People with disabilities benefit from creative, inexpensive solutions to everyday needs.
ICS Rehab Engineer Bob Paradiso is a wizard with electronics. He can make hard-to-open refrigerator doors pop open with the push of a button, shades and medical beds go up and down with simple voice commands, and wheelchairs stop and start with the movement of an eye. How does he do it? Bob shares some of his secrets with host Stephanie Wallace in a new episode of ICS’s Independence Radio podcast series.
“A rehab engineer is someone who can create assistive technology for people, someone who will go to their home and see what they need help with,” Bob explains. “If they want to be able to use their TV or their phone, or if there’s anything they’re having trouble with, I go and try to make it so it’s easier for them to do those things.”
Sometimes the solutions are simple, Bob says, requiring the most basic mechanical adjustments to bring the inaccessible object within reach—the lowering of an appliance to wheelchair height, for example, or the lengthening of a handle to make opening something easier for hands that can’t grasp.
But many of Bob’s cases involve using more complex electronics to act as a “go-between” for the user who is having difficulty with a task. “Say they’re trying to control their TV but they’re having trouble hitting the buttons on their remote,” Bob says. “But their voice may be good, so I can add something in between that can ‘hear’ their voice and then it would change their voice command to control the TV, so they don’t need to press their remote anymore.”
Bob has a degree in computer science, but his love of electronics goes back to his childhood. “Ever since I was a kid, I enjoyed taking things apart, seeing how they worked and getting them to do different things. I started to realize this could be useful for people with disabilities. This could be more than just a fun kind of toy. This could be something someone really needs.”
His first attempt at assistive technology, in 2015, used eye-gaze technology to operate a power chair’s joystick functions. “A wheelchair is a pretty expensive piece of equipment,” Stephanie observes in the podcast. “Who let you touch their wheelchair?” Actually, Bob bought a used one for cheap on Craigslist before he went to town on its electronics.
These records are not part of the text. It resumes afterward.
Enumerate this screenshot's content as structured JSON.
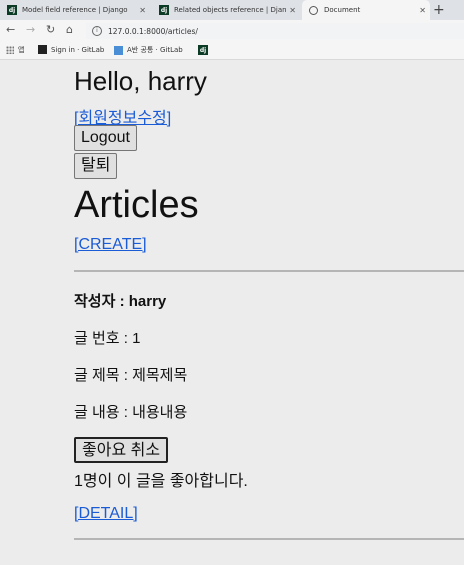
{
  "browser": {
    "tabs": [
      {
        "title": "Model field reference | Django",
        "icon": "django-icon"
      },
      {
        "title": "Related objects reference | Djan",
        "icon": "django-icon"
      },
      {
        "title": "Document",
        "icon": "globe-icon"
      }
    ],
    "url": "127.0.0.1:8000/articles/",
    "bookmarks": {
      "apps_label": "앱",
      "items": [
        {
          "label": "Sign in · GitLab"
        },
        {
          "label": "A반 공통 · GitLab"
        },
        {
          "label": ""
        }
      ]
    }
  },
  "header": {
    "greeting": "Hello, harry",
    "edit_profile_link": "[회원정보수정]",
    "logout_button": "Logout",
    "withdraw_button": "탈퇴"
  },
  "main": {
    "title": "Articles",
    "create_link": "[CREATE]",
    "articles": [
      {
        "author_line": "작성자 : harry",
        "number_line": "글 번호 : 1",
        "title_line": "글 제목 : 제목제목",
        "content_line": "글 내용 : 내용내용",
        "like_button": "좋아요 취소",
        "like_count_text": "1명이 이 글을 좋아합니다.",
        "detail_link": "[DETAIL]"
      }
    ]
  }
}
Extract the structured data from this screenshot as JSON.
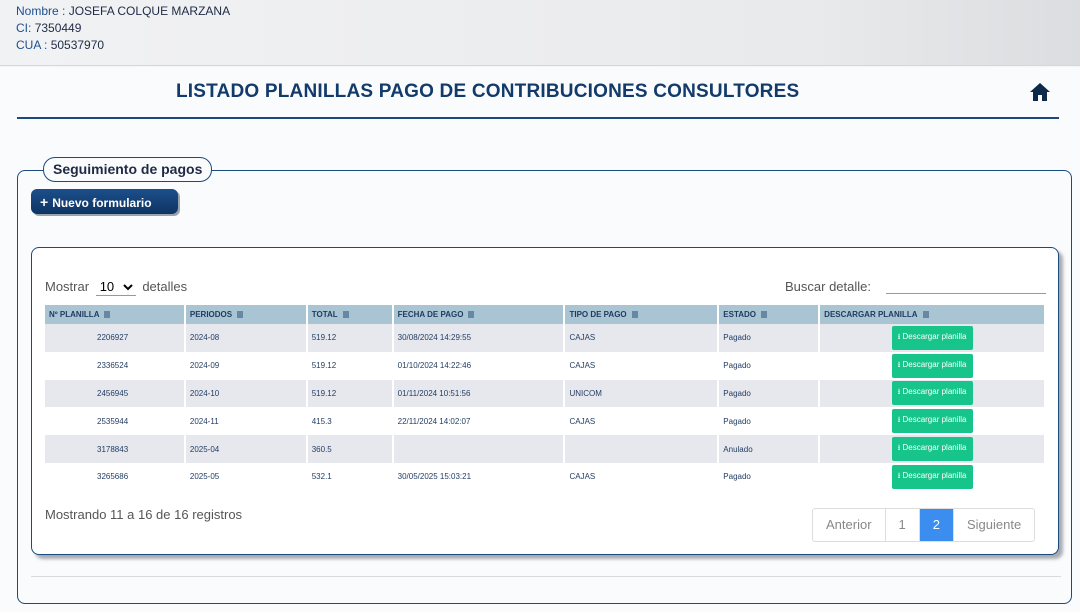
{
  "user": {
    "name_label": "Nombre :",
    "name": "JOSEFA COLQUE MARZANA",
    "ci_label": "CI:",
    "ci": "7350449",
    "cua_label": "CUA :",
    "cua": "50537970"
  },
  "header": {
    "title": "LISTADO PLANILLAS PAGO DE CONTRIBUCIONES CONSULTORES",
    "home_icon": "home-icon"
  },
  "section": {
    "legend": "Seguimiento de pagos",
    "new_button": "Nuevo formulario"
  },
  "table_controls": {
    "show_label": "Mostrar",
    "show_value": "10",
    "details_label": "detalles",
    "search_label": "Buscar detalle:",
    "search_value": ""
  },
  "table": {
    "columns": [
      "Nº PLANILLA",
      "PERIODOS",
      "TOTAL",
      "FECHA DE PAGO",
      "TIPO DE PAGO",
      "ESTADO",
      "DESCARGAR PLANILLA"
    ],
    "rows": [
      {
        "planilla": "2206927",
        "periodo": "2024-08",
        "total": "519.12",
        "fecha": "30/08/2024 14:29:55",
        "tipo": "CAJAS",
        "estado": "Pagado",
        "action": "Descargar planilla"
      },
      {
        "planilla": "2336524",
        "periodo": "2024-09",
        "total": "519.12",
        "fecha": "01/10/2024 14:22:46",
        "tipo": "CAJAS",
        "estado": "Pagado",
        "action": "Descargar planilla"
      },
      {
        "planilla": "2456945",
        "periodo": "2024-10",
        "total": "519.12",
        "fecha": "01/11/2024 10:51:56",
        "tipo": "UNICOM",
        "estado": "Pagado",
        "action": "Descargar planilla"
      },
      {
        "planilla": "2535944",
        "periodo": "2024-11",
        "total": "415.3",
        "fecha": "22/11/2024 14:02:07",
        "tipo": "CAJAS",
        "estado": "Pagado",
        "action": "Descargar planilla"
      },
      {
        "planilla": "3178843",
        "periodo": "2025-04",
        "total": "360.5",
        "fecha": "",
        "tipo": "",
        "estado": "Anulado",
        "action": "Descargar planilla"
      },
      {
        "planilla": "3265686",
        "periodo": "2025-05",
        "total": "532.1",
        "fecha": "30/05/2025 15:03:21",
        "tipo": "CAJAS",
        "estado": "Pagado",
        "action": "Descargar planilla"
      }
    ]
  },
  "footer": {
    "info": "Mostrando 11 a 16 de 16 registros",
    "pagination": [
      "Anterior",
      "1",
      "2",
      "Siguiente"
    ],
    "current_page": "2"
  },
  "colors": {
    "brand": "#123a6b",
    "accent": "#3b8ef0",
    "download": "#17c48a"
  }
}
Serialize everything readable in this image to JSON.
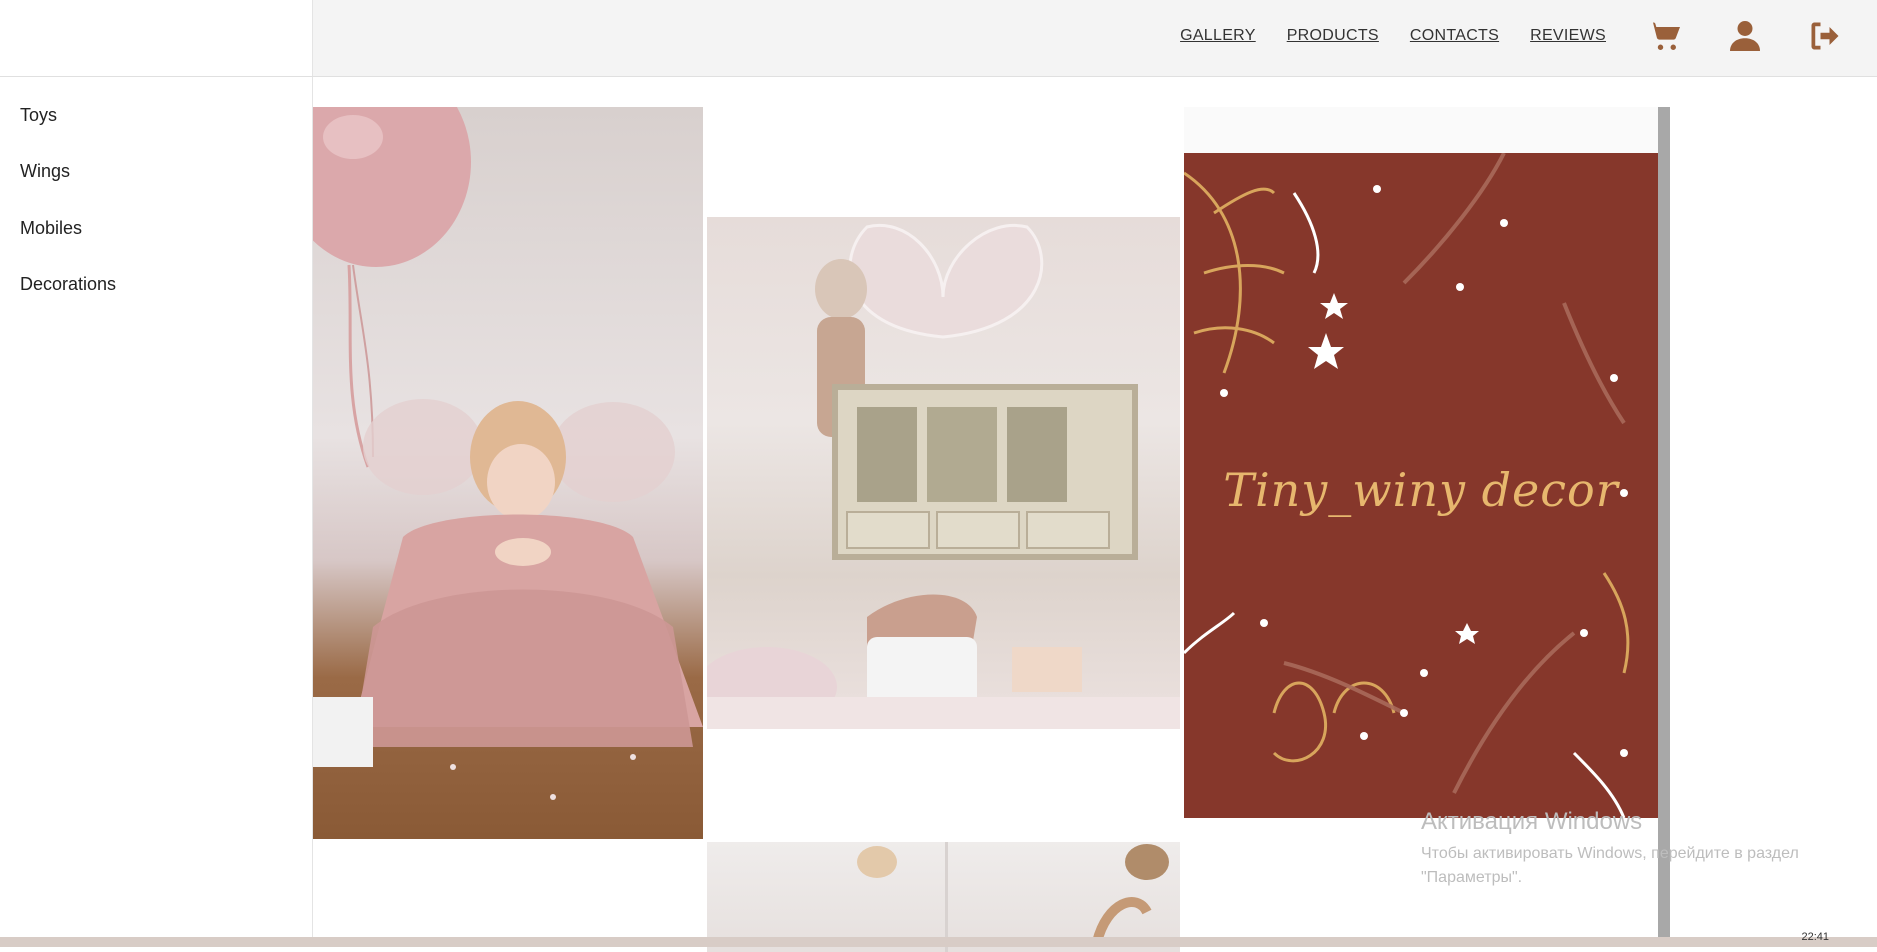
{
  "header": {
    "nav": [
      {
        "label": "GALLERY"
      },
      {
        "label": "PRODUCTS"
      },
      {
        "label": "CONTACTS"
      },
      {
        "label": "REVIEWS"
      }
    ],
    "icons": [
      "cart-icon",
      "user-icon",
      "logout-icon"
    ],
    "icon_color": "#9a603a"
  },
  "sidebar": {
    "items": [
      {
        "label": "Toys"
      },
      {
        "label": "Wings"
      },
      {
        "label": "Mobiles"
      },
      {
        "label": "Decorations"
      }
    ]
  },
  "gallery": {
    "brand_card": {
      "text": "Tiny_winy decor",
      "background": "#86372b",
      "text_color": "#e7b76e"
    }
  },
  "watermark": {
    "title": "Активация Windows",
    "text": "Чтобы активировать Windows, перейдите в раздел \"Параметры\"."
  },
  "taskbar": {
    "clock": "22:41"
  }
}
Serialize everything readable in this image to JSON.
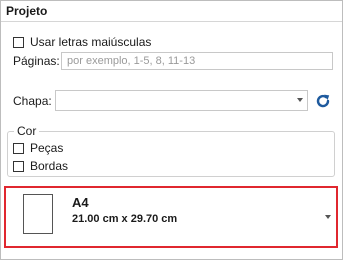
{
  "panel": {
    "title": "Projeto",
    "uppercase_checkbox": {
      "label": "Usar letras maiúsculas",
      "checked": false
    },
    "pages": {
      "label": "Páginas:",
      "placeholder": "por exemplo, 1-5, 8, 11-13",
      "value": ""
    },
    "sheet": {
      "label": "Chapa:",
      "value": "",
      "refresh_icon": "refresh-icon"
    },
    "color_group": {
      "legend": "Cor",
      "options": [
        {
          "label": "Peças",
          "checked": false
        },
        {
          "label": "Bordas",
          "checked": false
        }
      ]
    },
    "paper": {
      "name": "A4",
      "dimensions": "21.00 cm x 29.70 cm",
      "highlight_color": "#e0272f"
    }
  }
}
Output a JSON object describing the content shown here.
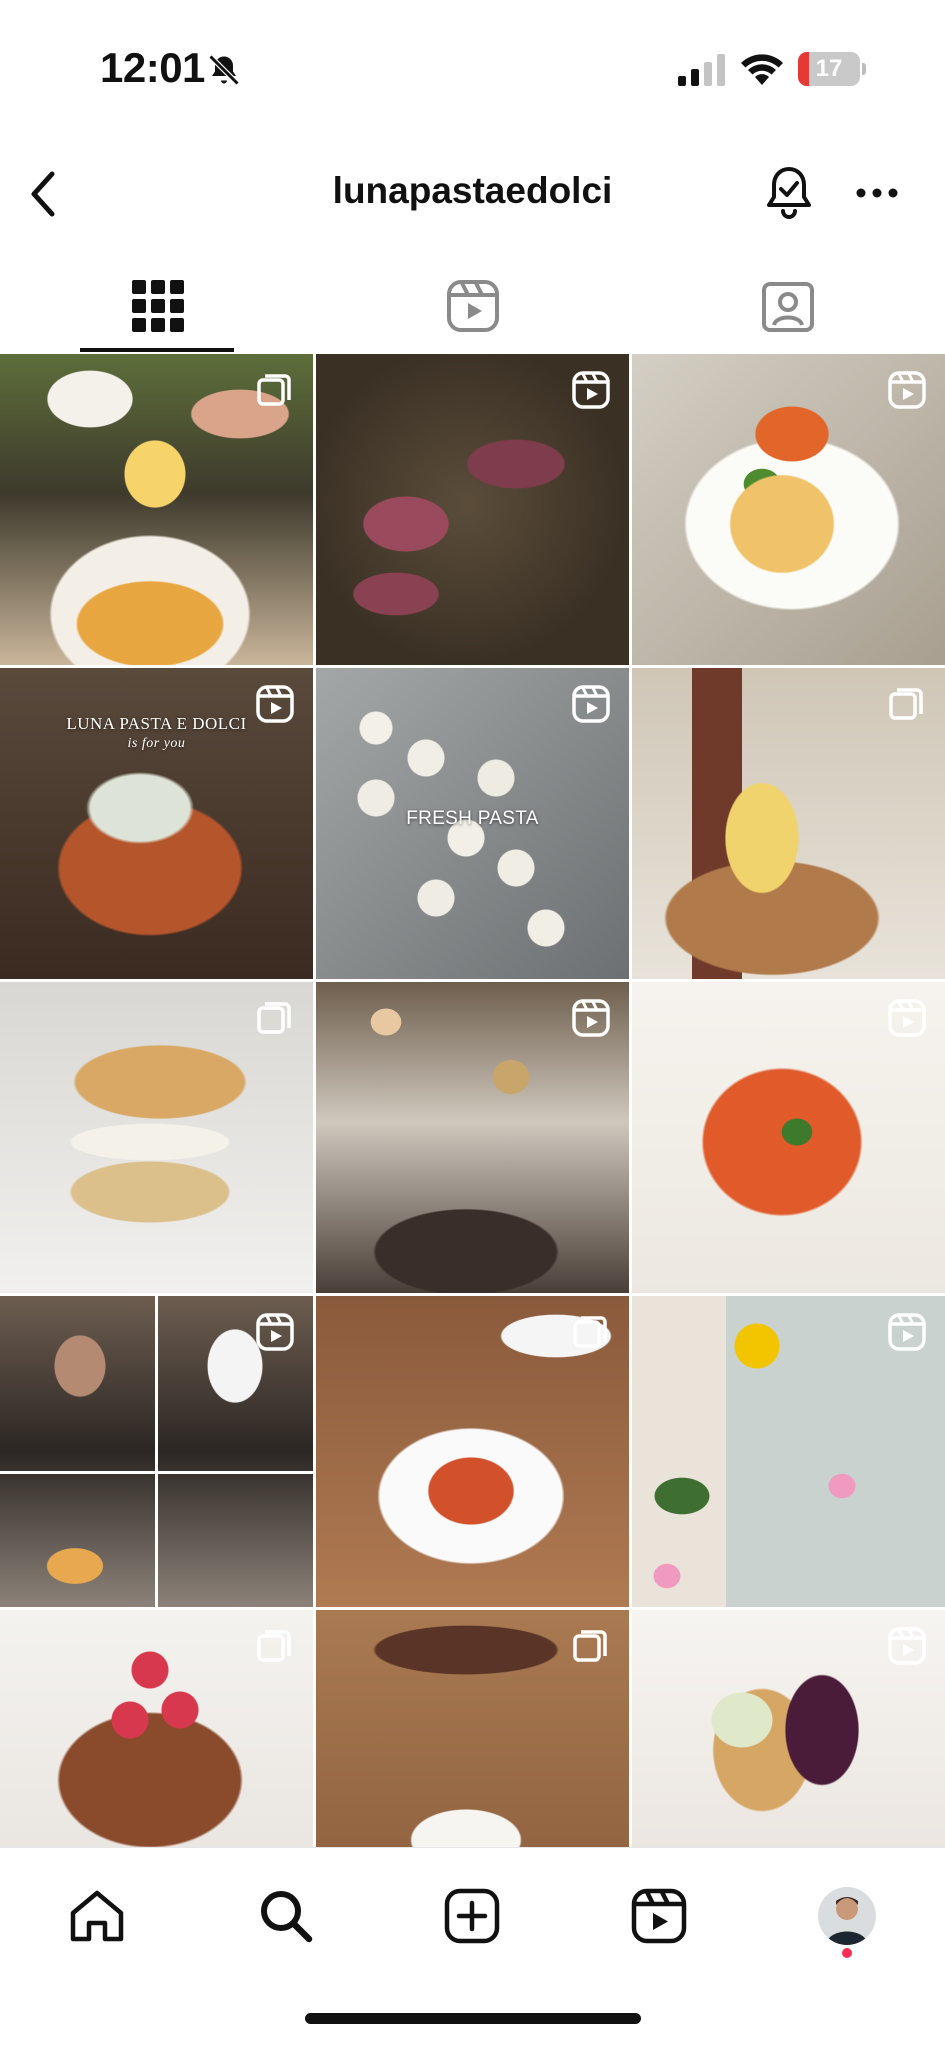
{
  "status_bar": {
    "time": "12:01",
    "battery": "17",
    "battery_level": 0.17,
    "icons": [
      "bell-slash-icon",
      "cellular-signal-icon",
      "wifi-icon",
      "battery-icon"
    ]
  },
  "header": {
    "title": "lunapastaedolci",
    "icons": [
      "chevron-left-icon",
      "bell-check-icon",
      "more-horizontal-icon"
    ]
  },
  "tabs": [
    {
      "icon": "grid-icon",
      "active": true
    },
    {
      "icon": "reels-icon",
      "active": false
    },
    {
      "icon": "tagged-user-icon",
      "active": false
    }
  ],
  "grid": {
    "tiles": [
      {
        "badge": "carousel-icon",
        "caption": ""
      },
      {
        "badge": "reel-icon",
        "caption": ""
      },
      {
        "badge": "reel-icon",
        "caption": ""
      },
      {
        "badge": "reel-icon",
        "caption": "LUNA PASTA E DOLCI",
        "caption_sub": "is for you"
      },
      {
        "badge": "reel-icon",
        "caption": "FRESH PASTA"
      },
      {
        "badge": "carousel-icon",
        "caption": ""
      },
      {
        "badge": "carousel-icon",
        "caption": ""
      },
      {
        "badge": "reel-icon",
        "caption": ""
      },
      {
        "badge": "reel-icon",
        "caption": ""
      },
      {
        "badge": "reel-icon",
        "caption": ""
      },
      {
        "badge": "carousel-icon",
        "caption": ""
      },
      {
        "badge": "reel-icon",
        "caption": ""
      },
      {
        "badge": "carousel-icon",
        "caption": ""
      },
      {
        "badge": "carousel-icon",
        "caption": ""
      },
      {
        "badge": "reel-icon",
        "caption": ""
      }
    ]
  },
  "bottom_nav": {
    "items": [
      "home-icon",
      "search-icon",
      "create-post-icon",
      "reels-icon",
      "profile-avatar"
    ],
    "has_notification": true
  },
  "colors": {
    "text": "#111111",
    "background": "#ffffff",
    "battery_low": "#e53935",
    "notification": "#ff2d55"
  }
}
While Bob is adept at improvising solutions to technological problems, a lot of them can be solved using already-available “off the shelf” technologies that he can configure for your home. “A common request I get is, people want to turn their lights on and off,” he says. “It’s a simple request but sometimes someone cannot reach the switch, so they depend upon someone else to do that. But if you have Amazon Echo, which is a voice-activated device, and you buy these light bulbs that can come with it, you can screw it in and … say, ‘Turn on the hallway lights, turn on kitchen light.’ And this is off the shelf. I don’t have to do anything other than plug it in and set it up.”
If you’re an ICS member who is interested in what Bob can do for you, talk to your care manager. He or she can put in a service authorization request to have Bob come to your home and see if there are technological solutions to your accessibility problems.
ICS will also be holding workshops in June where Bob will demonstrate assistive technologies: June 6, at ICS Brooklyn, and June 16 at ICS Bronx. Both go from 12:30 to 2:00 p.m. If you’re interested in attending either one, call 1.646.653.6279.
Listen to Bob’s podcast now available on Independence Radio!
Watch Bob’s interview on our Youtube channel!